Hawk Haven

Artwork For Sale

In order to support the important work of raptor rehabilitation and education, I produce wildlife art which is inspired by these magnificent creatures. For a full range of my original artworks and prints please visit my art website: www.natureartists.com/martin_scuffins.asp Availability and Pricing Contact us for prices and availability.

Hawk Haven

Educational Programs

Meet the Beaks ‘In the end we will conserve what we love and respect we will love and respect only what we understand We will understand only what we are taught or allowed to experience’ – Anon Hawk Haven holds a scientific permit to retain two non-releasable birds of prey for educational purposes. The current birds on ‘staff’ are a Nankeen Kestrel and a Little Eagle. ‘Meet the Beaks’ is available to school groups in the Ballarat district from the 1st May until the 1st of December each year subject to availability. As housing, feeding and transporting these birds is time consuming and expensive, we do ask for a donation to cover costs and contribute to their upkeep. Advanced booking is essential. Due to our permit conditions, we cannot currently offer ‘Meet the Beaks’ to groups of adults. Why birds of prey don’t make suitable pets Living with eagles (particularly…

Hawk Haven

Raptor Rehabilitation

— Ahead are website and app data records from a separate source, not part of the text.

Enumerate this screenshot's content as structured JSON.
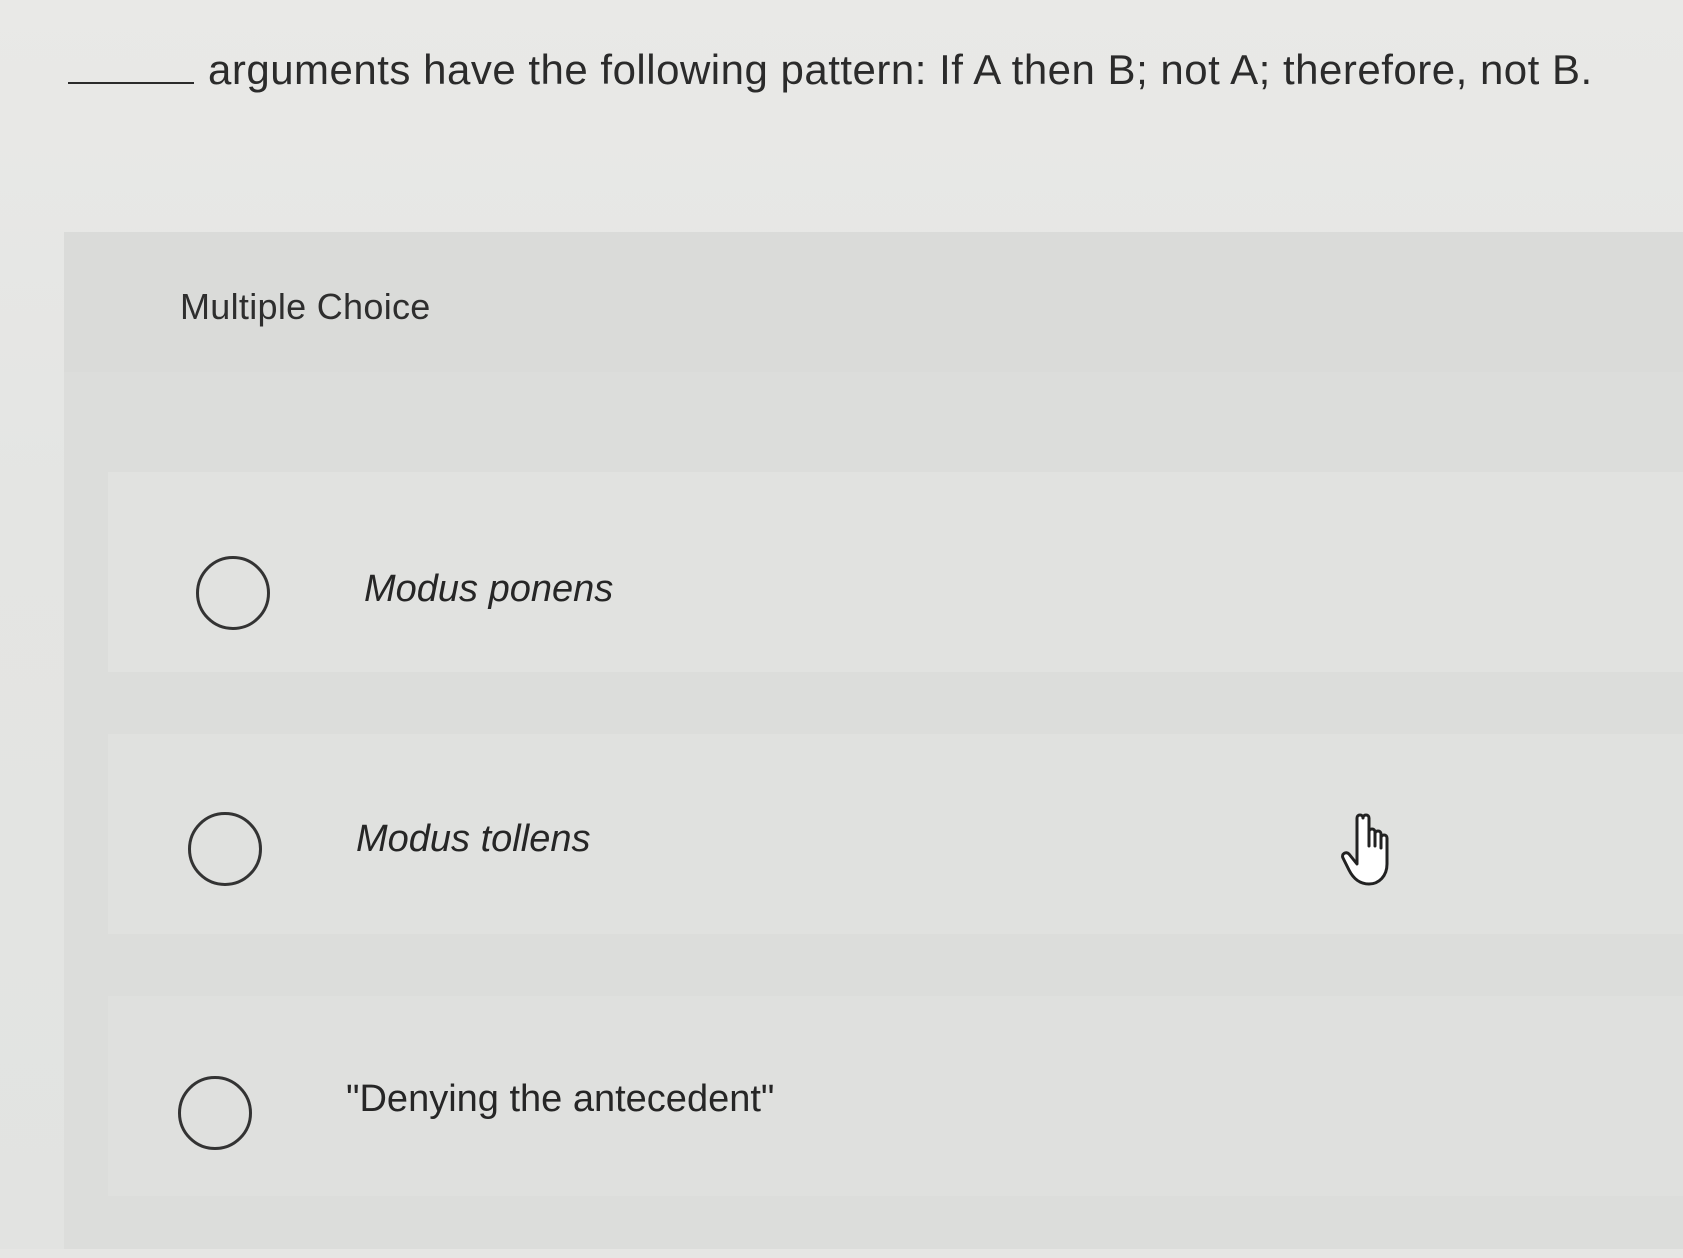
{
  "question": {
    "text": "arguments have the following pattern: If A then B; not A; therefore, not B."
  },
  "multiple_choice": {
    "title": "Multiple Choice",
    "options": [
      {
        "label": "Modus ponens",
        "selected": false
      },
      {
        "label": "Modus tollens",
        "selected": false
      },
      {
        "label": "\"Denying the antecedent\"",
        "selected": false
      }
    ]
  },
  "cursor": {
    "icon": "hand-pointer-icon"
  }
}
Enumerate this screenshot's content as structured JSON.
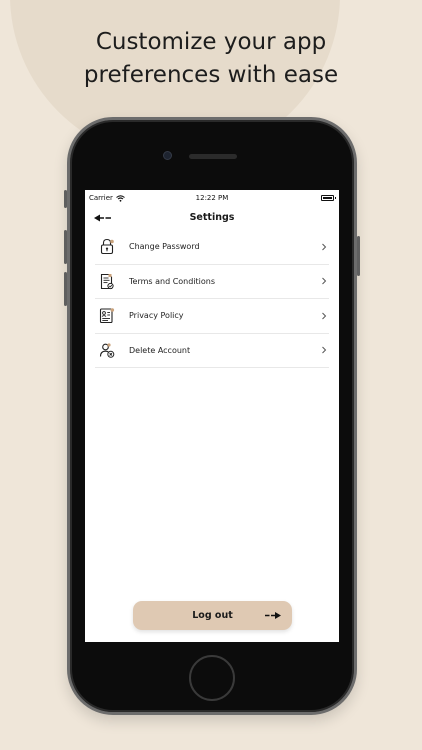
{
  "promo": {
    "headline_line1": "Customize your app",
    "headline_line2": "preferences with ease"
  },
  "statusbar": {
    "carrier": "Carrier",
    "time": "12:22 PM"
  },
  "navbar": {
    "title": "Settings",
    "back_icon": "back-arrow-icon"
  },
  "menu": {
    "items": [
      {
        "label": "Change Password",
        "icon": "lock-icon"
      },
      {
        "label": "Terms and Conditions",
        "icon": "document-icon"
      },
      {
        "label": "Privacy Policy",
        "icon": "id-card-icon"
      },
      {
        "label": "Delete Account",
        "icon": "user-remove-icon"
      }
    ]
  },
  "logout": {
    "label": "Log out",
    "icon": "logout-arrow-icon"
  },
  "colors": {
    "background": "#efe6d9",
    "accent": "#dfc9b3",
    "icon_accent": "#c9a27c"
  }
}
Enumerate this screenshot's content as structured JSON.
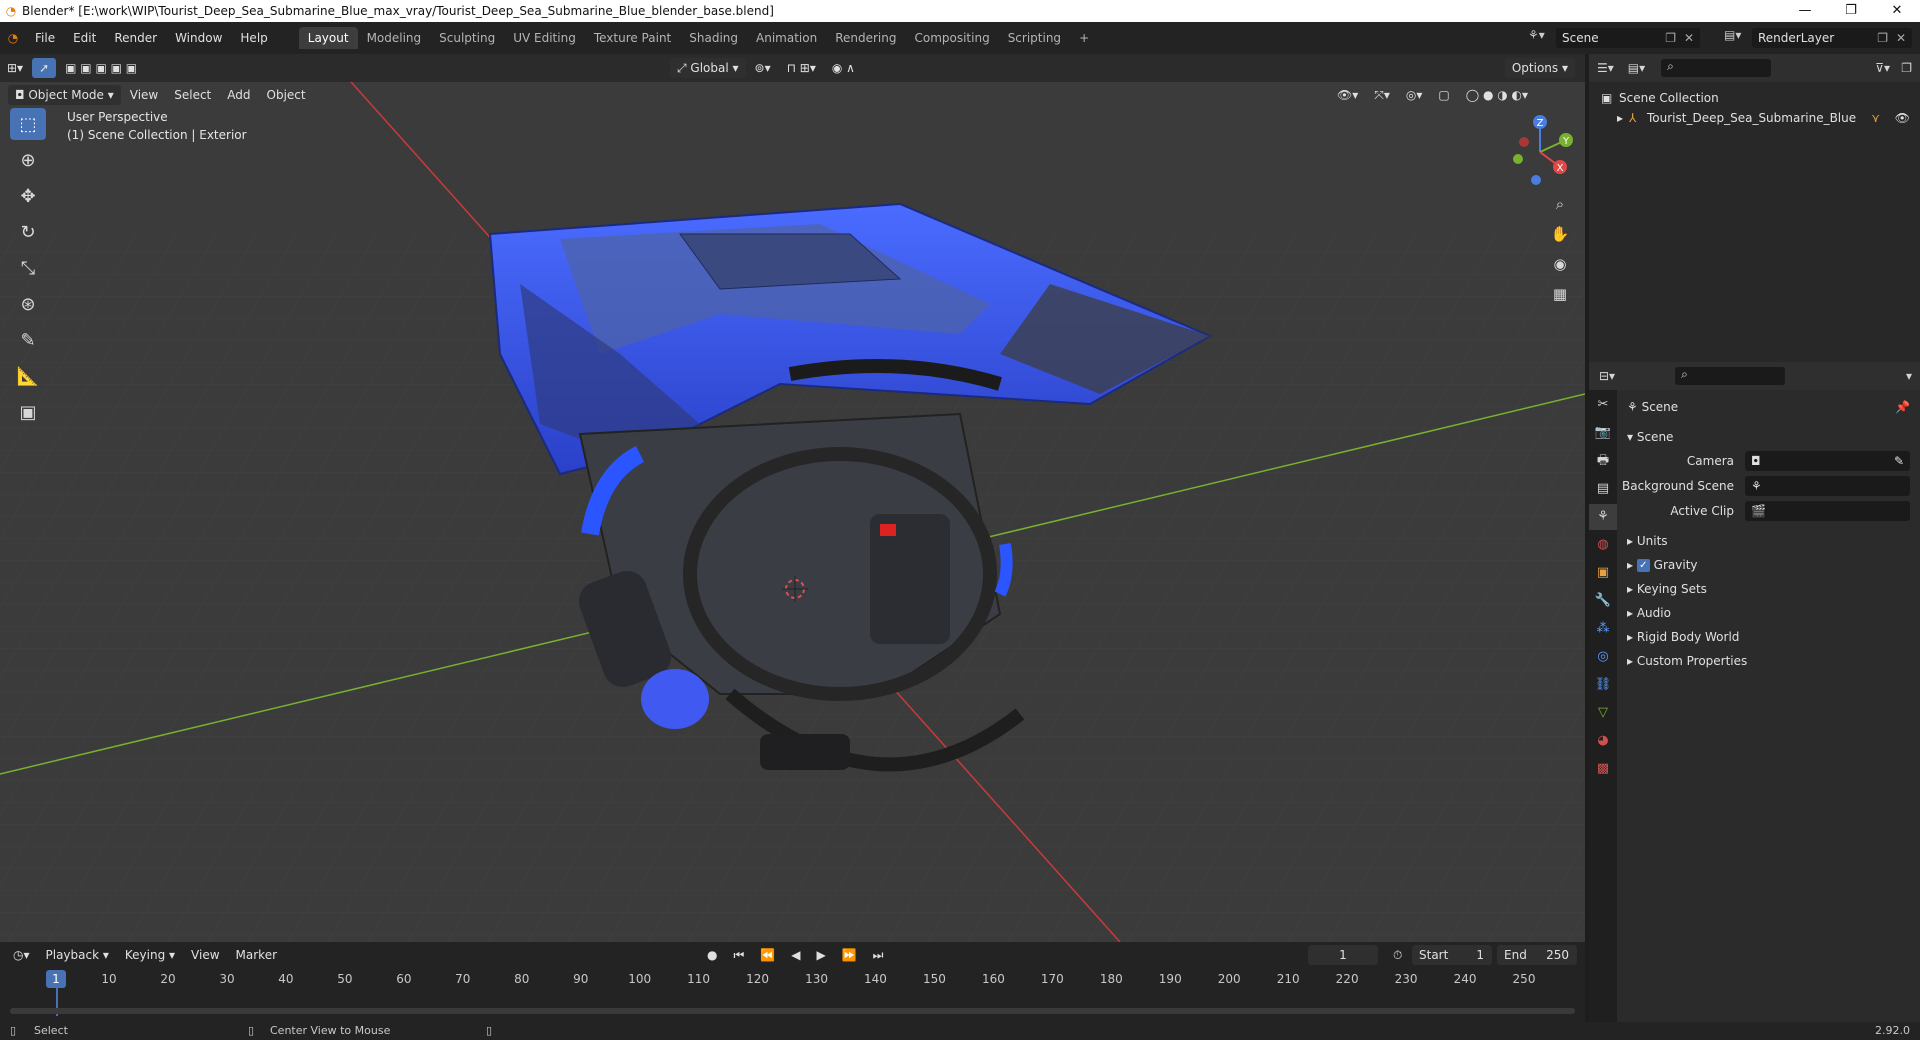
{
  "window": {
    "title": "Blender* [E:\\work\\WIP\\Tourist_Deep_Sea_Submarine_Blue_max_vray/Tourist_Deep_Sea_Submarine_Blue_blender_base.blend]",
    "controls": [
      "—",
      "❐",
      "✕"
    ]
  },
  "menu": [
    "File",
    "Edit",
    "Render",
    "Window",
    "Help"
  ],
  "workspaces": [
    "Layout",
    "Modeling",
    "Sculpting",
    "UV Editing",
    "Texture Paint",
    "Shading",
    "Animation",
    "Rendering",
    "Compositing",
    "Scripting"
  ],
  "workspace_add": "+",
  "scene_selector": "Scene",
  "renderlayer_selector": "RenderLayer",
  "viewport": {
    "transform_orientation": "Global",
    "options_label": "Options",
    "mode": "Object Mode",
    "menus": [
      "View",
      "Select",
      "Add",
      "Object"
    ],
    "perspective_label": "User Perspective",
    "collection_label": "(1) Scene Collection | Exterior",
    "gizmo_axes": {
      "z": "Z",
      "y": "Y",
      "x": "X"
    }
  },
  "outliner": {
    "collection": "Scene Collection",
    "object": "Tourist_Deep_Sea_Submarine_Blue"
  },
  "properties": {
    "context": "Scene",
    "section": "Scene",
    "camera_label": "Camera",
    "background_scene_label": "Background Scene",
    "active_clip_label": "Active Clip",
    "panels": [
      "Units",
      "Gravity",
      "Keying Sets",
      "Audio",
      "Rigid Body World",
      "Custom Properties"
    ],
    "gravity_checked": true
  },
  "timeline": {
    "menus": [
      "Playback",
      "Keying",
      "View",
      "Marker"
    ],
    "current_frame": "1",
    "start_label": "Start",
    "start_value": "1",
    "end_label": "End",
    "end_value": "250",
    "ruler": [
      "1",
      "10",
      "20",
      "30",
      "40",
      "50",
      "60",
      "70",
      "80",
      "90",
      "100",
      "110",
      "120",
      "130",
      "140",
      "150",
      "160",
      "170",
      "180",
      "190",
      "200",
      "210",
      "220",
      "230",
      "240",
      "250"
    ]
  },
  "status": {
    "select": "Select",
    "center_view": "Center View to Mouse",
    "version": "2.92.0"
  },
  "colors": {
    "accent": "#4772b3",
    "submarine_blue": "#3b5cf5",
    "axis_x": "#c93a3a",
    "axis_y": "#7ab030"
  }
}
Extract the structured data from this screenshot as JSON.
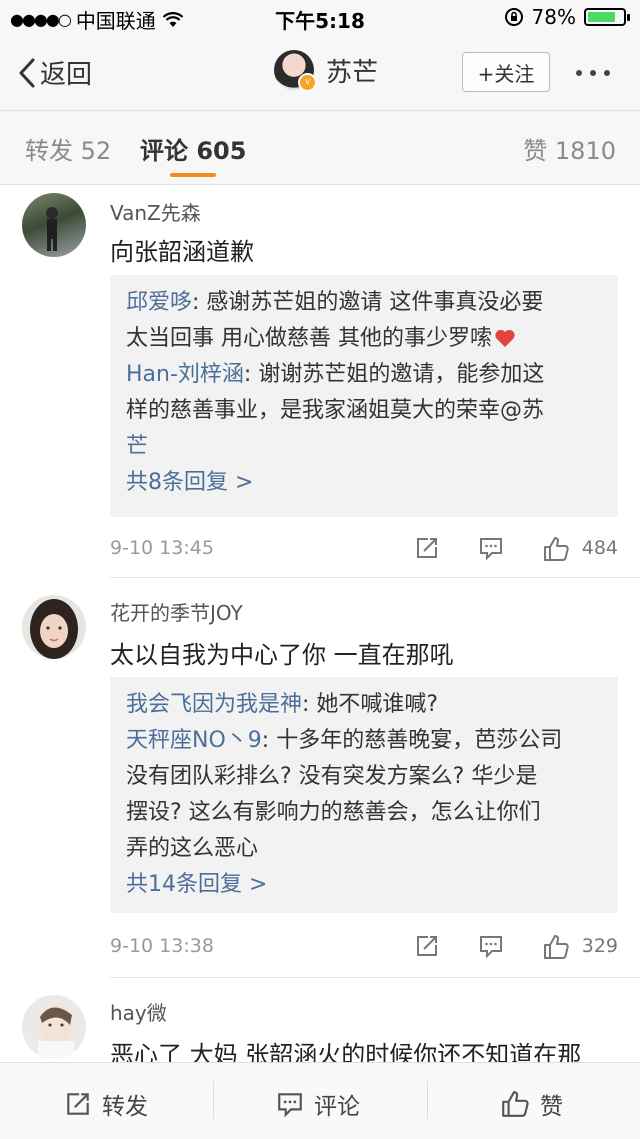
{
  "status_bar": {
    "carrier": "中国联通",
    "time": "下午5:18",
    "battery": "78%",
    "battery_level": 0.78
  },
  "nav": {
    "back_label": "返回",
    "user_name": "苏芒",
    "follow_label": "+关注"
  },
  "tabs": {
    "repost": "转发 52",
    "comment": "评论 605",
    "like": "赞 1810"
  },
  "comments": [
    {
      "user": "VanZ先森",
      "text": "向张韶涵道歉",
      "replies": [
        {
          "name": "邱爱哆",
          "lines": [
            "感谢苏芒姐的邀请 这件事真没必要",
            "太当回事 用心做慈善 其他的事少罗嗦"
          ]
        },
        {
          "name": "Han-刘梓涵",
          "lines": [
            "谢谢苏芒姐的邀请，能参加这",
            "样的慈善事业，是我家涵姐莫大的荣幸@苏",
            "芒"
          ]
        }
      ],
      "more_replies": "共8条回复 >",
      "time": "9-10 13:45",
      "likes": "484"
    },
    {
      "user": "花开的季节JOY",
      "text": "太以自我为中心了你 一直在那吼",
      "replies": [
        {
          "name": "我会飞因为我是神",
          "lines": [
            "她不喊谁喊?"
          ]
        },
        {
          "name": "天秤座NO丶9",
          "lines": [
            "十多年的慈善晚宴，芭莎公司",
            "没有团队彩排么? 没有突发方案么? 华少是",
            "摆设? 这么有影响力的慈善会，怎么让你们",
            "弄的这么恶心"
          ]
        }
      ],
      "more_replies": "共14条回复 >",
      "time": "9-10 13:38",
      "likes": "329"
    },
    {
      "user": "hay微",
      "text": "恶心了 大妈 张韶涵火的时候你还不知道在那"
    }
  ],
  "bottom_bar": {
    "repost": "转发",
    "comment": "评论",
    "like": "赞"
  },
  "colors": {
    "accent": "#f28e1e",
    "link": "#4c6f9a",
    "heart": "#e0463a"
  }
}
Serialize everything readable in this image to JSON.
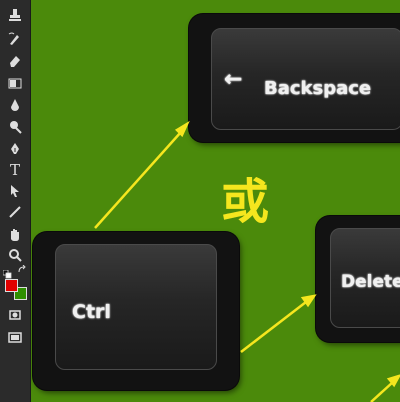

Every year we receive many sick and injured birds of prey for care and the number of calls we receive is steadily increasing as caring members of the community become aware of the work we do. Many of these birds have been injured in the course of human activity. A large proportion of injured birds have been found on roadsides, often with severe injuries consistent with motor vehicle impact. For a bird of prey, roadsides are attractive places. Grassy verges provide habitat for prey items such as mice, insects and reptiles, and road killed wildlife presents an easy and tempting meal. Unfortunately, roads are also crowded and dangerous environments. Raptors risk being struck by vehicles, becoming entangled in roadside fences or colliding with electrical infrastructure. One kestrel brought to us with a broken wing had been struck by a car and carried in the grill for approximately 20 kilometers! Fortunately,…